Here is some beginning advice to help you and it is a smart thing to do.
Do you need to build a portfolio that will generate cash? Are you more concerned with paying your bills and having enough income than growing richer? If so, you need to focus on something called income investing.
This long-lost practice used to be popular before the great twenty-year bull market taught everyone to believe that the only good investment was one that you bought for ten dollars and sold for twenty. Although income investing went out of style with the general public, the discipline is still quietly practiced throughout the mahogany paneled offices of the most respected wealth management firms in the world.
The art of good income investing is putting together a collection of assets such as stocks, bonds, mutual funds, and real estate that generates the highest possible annual income at the lowest possible risk. Most of this income is paid out to the investor so he or she can use it in their everyday lives to buy clothes, pay for the mortgage, take vacations, cover living expenses, give to charity, or whatever else they desire.
Today, with the pension system going the way of the dinosaur and the wildly fluctuating 401(k) balances plaguing most of the nation’s working class, there has been a surge of interest in income investing and how you can structure your assets to bring in passive income. This is probably the best reason to start looking at investing in a variety of ways though income investing is the best.
The rule of thumb for income investing is that if you never want to run out of money, you take 4% of your account balance out each year. This is commonly referred to on Wall Street as the 4% rule. (Why 4%, you ask? If the market crashes, 5% has been shown in academic research to cause you to run out of money in as little as 20 years, whereas 3% virtually never did.)
When you put together your income investing portfolio you are going to have three major “buckets” of potential investments. These are:
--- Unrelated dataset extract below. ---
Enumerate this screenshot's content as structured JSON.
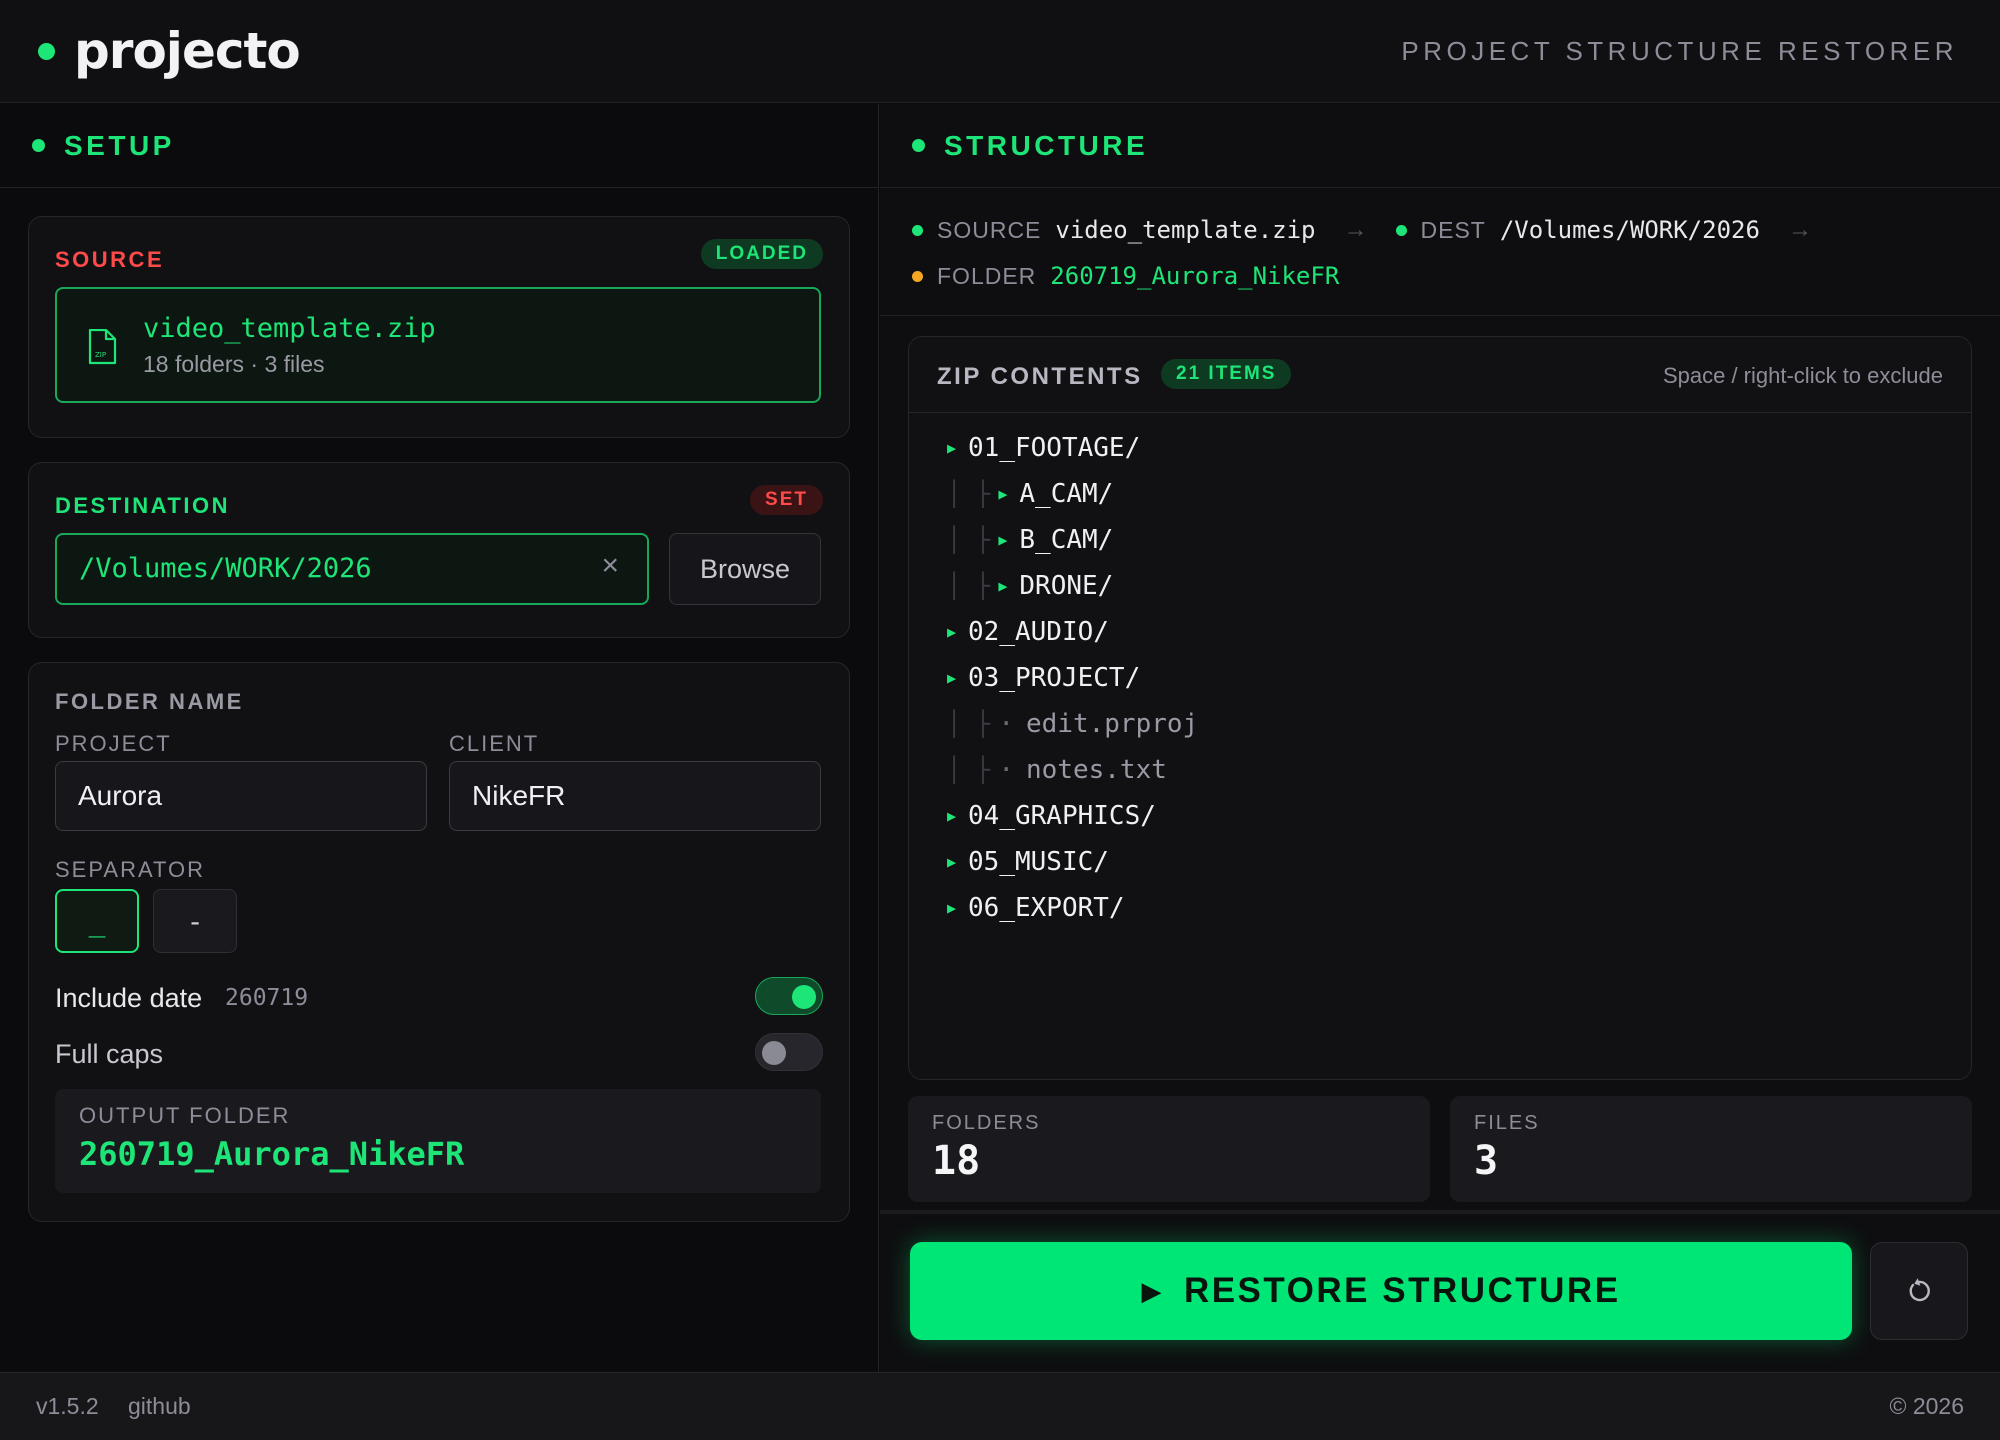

Dividend Paying Stocks: This includes both common stocks and preferred stocks. These companies mail checks for a portion of the profit to shareholders based on the number of shares they own. You want to choose companies that have safe dividend payout ratios, meaning they only distribute 40% to 50% of annual profit, reinvesting the rest back into the business to keep it growing. In today’s market, a dividend yield of 4% to 6% is generally considered good.
Bonds: Your choices when it comes to bonds are vast. You can own government bonds, agency bonds, municipal bonds, savings bonds, and more. Whether you buy corporate or municipal bonds depends on your personal taxable equivalent yield. You shouldn’t buy bonds with maturities of longer than 5-8 years because you face duration risk, which means the bonds can fluctuate wildly like stocks in response to changes in the Federal Reserve controlled interest rates.
Real Estate: You can own rental property outright or invest through REITs. Real estate has its own tax rules and some people are more comfortable with it because it naturally protects you against high inflation. Many income investing portfolios have a heavy real estate component because the tangible nature lets those living on an income investing portfolio drive by the property, see that it still exists, and reassure themselves that even if the market has fallen, they still own the deed. Psychologically, that can give them the needed peace of mind to hang on and stick to their financial plan during turbulent times.
There you have it..start with income investing and you are off to a great start!
Leave a Reply